In a Greater Middle East in which one country after another has been plunged into chaos and possible failed statehood, two rival nations, Iran and Saudi Arabia, have been bedrock exceptions to the rule. Iran, at the moment, remains so, but the Saudi royals, increasingly unnerved, have been steering their country erratically into the region’s chaos. The kingdom is now led by a decrepit 80-year-old monarch who, in commonplace meetings, has to be fed his lines by teleprompter. Meanwhile, his 30-year-old son, Deputy Crown Prince Mohammed bin Salman, who has gained significant control over both the kingdom’s economic and military decision-making, launched a rash anti-Iranian war in Yemen, heavily dependent on air power. It is not only Washington-backed but distinctly in the American mode of these last years: brutal yet ineffective, never-ending, a boon to the spread of terror groups, and seeded with potential blowback.
Meanwhile, in a cheap-oil, belt-tightening moment, in an increasingly edgy country, the royals are reining in budgets and undermining the good life they were previously financing for many of their citizens. The one thing they continue to do is pump oil — their only form of wealth — as if there were no tomorrow, while threatening further price-depressing rises in oil production in the near future.

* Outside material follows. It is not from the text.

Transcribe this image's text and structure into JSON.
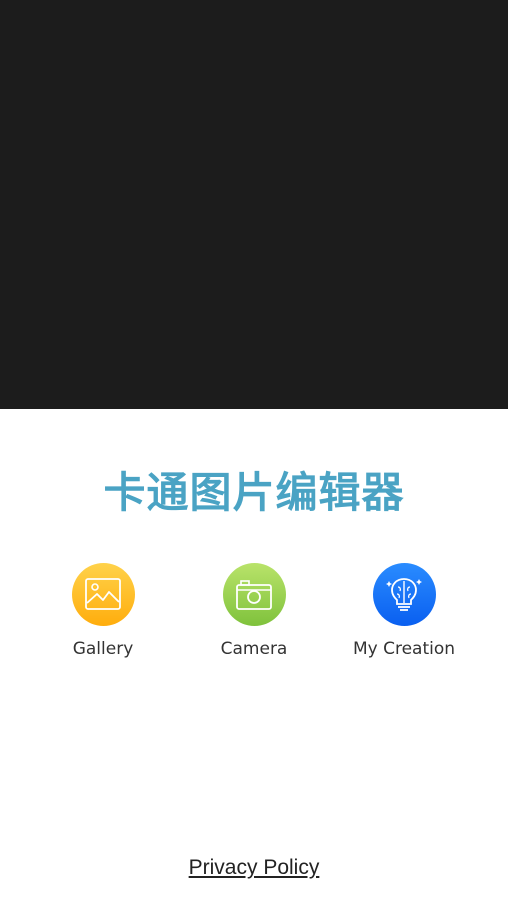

And that’s hardly been the end of their threats. While taking on the Iranians (and the Russians), they have also been lashing out at the local opposition, executing a prominent dissident Shiite cleric among others and even baring their teeth at Washington. They have reportedly threatened the Obama administration with the sell-off of hundreds of billions of dollars in American assets if a bill, now in Congress and aimed at opening the Saudis to American lawsuits over their supposed culpability for the 9/11 attacks, were to pass. (It would, however, be a sell-off that could hurt the Saudis more than anyone.) Even at the pettiest of levels, on Barack Obama’s recent arrival in Saudi Arabia for a visit with King Salman, they essentially snubbed him, a first for a White House occupant. All in all, a previously sure-footed (if extreme) Sunni regime seems increasingly unsettled; in fact, it has something of the look these days of a person holding a gun to his own head and threatening to pull the trigger. In other words, in a region already aflame, the Saudis seem to be tossing… well, oil onto any fire in sight.
And in a way, it’s little wonder. The very basis for the existence of the Saudi royals, their staggering oil reserves, is under attack — and not by the Iranians, the Russians, or the Americans, but as TomDispatch energy specialist Michael Klare explains, by something so much larger: the potential ending of the petroleum way of life. Tom Engelhardt
Debacle at Doha
The collapse of the old oil order
By Michael T. Klare
Sunday, April 17th was the designated moment. The world’s leading oil producers were expected to bring fresh discipline to the chaotic petroleum market and spark a return to high prices. Meeting in Doha, the glittering capital of petroleum-rich Qatar, the oil ministers of the Organization of the Petroleum Exporting Countries (OPEC), along with such key non-OPEC producers as Russia and Mexico, were scheduled to ratify a draft agreement obliging them to freeze their oil output at current levels. In anticipation of such a deal, oil prices had begun to creep inexorably upward, from $30 per barrel in mid-January to $43 on the eve of the gathering. But far from restoring the old oil order, the meeting ended in discord, driving prices down again and revealing deep cracks in the ranks of global energy producers.
It is hard to overstate the significance of the Doha debacle. At the very least, it will perpetuate the low oil prices that have plagued the industry for the past two years, forcing smaller firms into bankruptcy and erasing hundreds of billions of dollars of investments in new production capacity. It may also have obliterated any future prospects for cooperation between OPEC and non-OPEC producers in regulating the market. Most of all, however, it demonstrated that the petroleum-fueled world we’ve known these last decades — with oil demand always thrusting ahead of supply, ensuring steady profits for all major producers — is no more. Replacing it is an anemic, possibly even declining, demand for oil that is likely to force suppliers to fight one another for ever-diminishing market shares.